By now, we’ve all heard this from at least one person in our life: “I’m not worried about catching COVID-19 because I’m young.” That’s the rationale given by the spring breakers partying on the beaches, the travellers taking advantage of cheap deals, or the young professionals crowding the bars.
But being young and healthy isn’t a “Get Out of Jail Free” pass. Young and healthy people can get the coronavirus, and when they do, they can also end up in the hospital, at higher rates than what experts originally expected.
In an early analysis, released by the CDC on March 18, adults between the ages of 20 to 54 made up 38% of the 508 known hospitalizations. Of the confirmed deaths, 20% have been individuals between 20 and 64. Being elderly may put a person at higher risk, but that still doesn’t mean everyone else will be fine.
COVID-19 is serious. For the mild to moderate cases, symptoms range from cold-like symptoms to pneumonia that doesn’t require oxygen. That’s the best case scenario. The worst case scenario, you’ll need to go to the hospital. So far, within the U.S., one out of every eight confirmed cases has required hospitalisation.
Remember how hard it was finding toilet paper or bottled water? Remember going to seven different stores, while cursing hoarders who bought up the entire supply? Remember the collective rage at the guy who bought 17,700 bottles of hand sanitizer?
What if someone you care about gets sick with COVID-19 and instead of needing toilet paper, they need a ventilator in order to breathe? If the rate of infection continues at the current rate, that is the future we are looking at, where there aren’t enough hospital beds or ventilators for everyone who needs one.
That’s why we need to wash our hands. That’s why we need to disinfect our homes. That’s why we have to practice social distancing.
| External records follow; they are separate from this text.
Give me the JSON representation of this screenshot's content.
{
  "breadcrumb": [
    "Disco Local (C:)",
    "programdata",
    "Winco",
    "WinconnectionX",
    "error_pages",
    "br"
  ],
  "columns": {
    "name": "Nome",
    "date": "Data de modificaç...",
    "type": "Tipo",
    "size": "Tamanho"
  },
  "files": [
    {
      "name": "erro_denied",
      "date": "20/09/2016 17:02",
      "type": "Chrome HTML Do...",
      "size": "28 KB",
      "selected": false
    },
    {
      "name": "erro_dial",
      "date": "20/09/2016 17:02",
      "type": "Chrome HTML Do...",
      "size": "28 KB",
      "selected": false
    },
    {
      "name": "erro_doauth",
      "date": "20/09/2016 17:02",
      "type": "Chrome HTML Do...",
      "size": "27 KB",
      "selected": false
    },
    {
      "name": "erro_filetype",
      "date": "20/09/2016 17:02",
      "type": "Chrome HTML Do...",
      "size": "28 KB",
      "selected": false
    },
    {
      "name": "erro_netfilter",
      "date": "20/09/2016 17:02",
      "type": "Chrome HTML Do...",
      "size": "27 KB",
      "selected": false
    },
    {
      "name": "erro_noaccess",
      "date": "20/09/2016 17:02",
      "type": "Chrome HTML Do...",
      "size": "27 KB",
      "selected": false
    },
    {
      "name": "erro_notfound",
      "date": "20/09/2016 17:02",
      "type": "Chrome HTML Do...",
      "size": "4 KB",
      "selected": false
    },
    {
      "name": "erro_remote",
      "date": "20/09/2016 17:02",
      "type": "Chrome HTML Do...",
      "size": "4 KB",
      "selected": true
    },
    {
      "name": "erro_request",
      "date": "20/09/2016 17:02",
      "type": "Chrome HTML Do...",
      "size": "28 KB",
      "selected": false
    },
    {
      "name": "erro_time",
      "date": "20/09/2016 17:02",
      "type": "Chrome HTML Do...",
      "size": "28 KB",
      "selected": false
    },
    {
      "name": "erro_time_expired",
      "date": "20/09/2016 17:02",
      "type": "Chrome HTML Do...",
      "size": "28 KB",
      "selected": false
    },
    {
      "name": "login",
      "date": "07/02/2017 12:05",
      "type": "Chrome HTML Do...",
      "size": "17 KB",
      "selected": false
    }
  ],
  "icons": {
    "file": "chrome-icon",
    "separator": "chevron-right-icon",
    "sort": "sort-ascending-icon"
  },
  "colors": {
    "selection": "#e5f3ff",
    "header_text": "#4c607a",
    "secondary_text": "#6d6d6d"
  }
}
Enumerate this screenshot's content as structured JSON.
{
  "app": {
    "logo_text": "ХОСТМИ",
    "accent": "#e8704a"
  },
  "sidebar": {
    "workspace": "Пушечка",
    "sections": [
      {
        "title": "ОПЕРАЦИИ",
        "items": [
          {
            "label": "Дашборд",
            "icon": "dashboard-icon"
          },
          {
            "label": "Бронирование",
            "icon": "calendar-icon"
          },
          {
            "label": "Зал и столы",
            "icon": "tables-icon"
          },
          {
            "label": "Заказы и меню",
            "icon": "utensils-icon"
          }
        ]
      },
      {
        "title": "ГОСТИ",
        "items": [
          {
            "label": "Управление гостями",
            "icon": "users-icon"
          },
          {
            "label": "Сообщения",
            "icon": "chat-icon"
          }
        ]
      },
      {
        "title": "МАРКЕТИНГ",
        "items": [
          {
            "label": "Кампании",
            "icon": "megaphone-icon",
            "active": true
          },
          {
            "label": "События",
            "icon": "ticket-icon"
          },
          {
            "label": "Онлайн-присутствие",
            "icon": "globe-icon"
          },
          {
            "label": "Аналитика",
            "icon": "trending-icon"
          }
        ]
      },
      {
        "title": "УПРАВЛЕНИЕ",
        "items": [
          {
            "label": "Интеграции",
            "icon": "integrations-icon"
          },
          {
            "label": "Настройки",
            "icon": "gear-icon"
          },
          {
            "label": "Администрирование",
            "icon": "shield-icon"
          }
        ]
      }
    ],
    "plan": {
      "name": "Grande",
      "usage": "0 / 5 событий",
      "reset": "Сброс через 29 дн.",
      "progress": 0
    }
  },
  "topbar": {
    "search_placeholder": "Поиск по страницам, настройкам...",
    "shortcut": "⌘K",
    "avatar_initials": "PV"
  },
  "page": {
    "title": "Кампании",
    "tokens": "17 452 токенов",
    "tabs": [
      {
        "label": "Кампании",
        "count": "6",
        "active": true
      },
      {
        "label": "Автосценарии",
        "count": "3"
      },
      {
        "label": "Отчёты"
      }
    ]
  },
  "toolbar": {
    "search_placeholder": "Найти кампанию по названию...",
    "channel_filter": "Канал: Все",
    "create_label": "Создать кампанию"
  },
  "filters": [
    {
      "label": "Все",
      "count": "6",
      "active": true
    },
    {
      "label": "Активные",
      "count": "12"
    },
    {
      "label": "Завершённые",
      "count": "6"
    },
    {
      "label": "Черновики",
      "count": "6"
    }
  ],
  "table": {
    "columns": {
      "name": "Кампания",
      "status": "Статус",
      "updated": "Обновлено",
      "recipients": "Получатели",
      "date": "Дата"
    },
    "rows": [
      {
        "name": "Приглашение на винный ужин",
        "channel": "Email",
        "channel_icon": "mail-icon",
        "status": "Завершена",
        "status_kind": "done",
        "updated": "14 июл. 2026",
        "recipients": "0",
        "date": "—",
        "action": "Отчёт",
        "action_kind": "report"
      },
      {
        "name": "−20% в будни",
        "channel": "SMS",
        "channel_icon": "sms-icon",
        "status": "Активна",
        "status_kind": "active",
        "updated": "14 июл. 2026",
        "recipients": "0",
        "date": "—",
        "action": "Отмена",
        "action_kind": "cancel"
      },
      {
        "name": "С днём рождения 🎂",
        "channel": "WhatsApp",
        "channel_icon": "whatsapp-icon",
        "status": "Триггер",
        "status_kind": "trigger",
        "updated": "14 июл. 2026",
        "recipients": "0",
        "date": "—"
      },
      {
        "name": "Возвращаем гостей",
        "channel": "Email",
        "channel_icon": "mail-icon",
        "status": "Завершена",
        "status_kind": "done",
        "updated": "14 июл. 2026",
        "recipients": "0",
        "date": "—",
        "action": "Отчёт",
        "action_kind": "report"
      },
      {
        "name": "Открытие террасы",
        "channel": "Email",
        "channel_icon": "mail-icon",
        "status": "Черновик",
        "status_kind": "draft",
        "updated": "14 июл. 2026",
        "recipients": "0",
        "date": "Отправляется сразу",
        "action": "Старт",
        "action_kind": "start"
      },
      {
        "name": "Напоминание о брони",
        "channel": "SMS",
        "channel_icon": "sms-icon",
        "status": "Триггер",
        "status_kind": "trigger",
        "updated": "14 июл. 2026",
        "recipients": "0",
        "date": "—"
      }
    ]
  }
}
Slowing the spread of COVID-19 means hospitals means we will have the necessary infrastructure, including enough doctors, nurses and medical supplies, to treat the critically ill.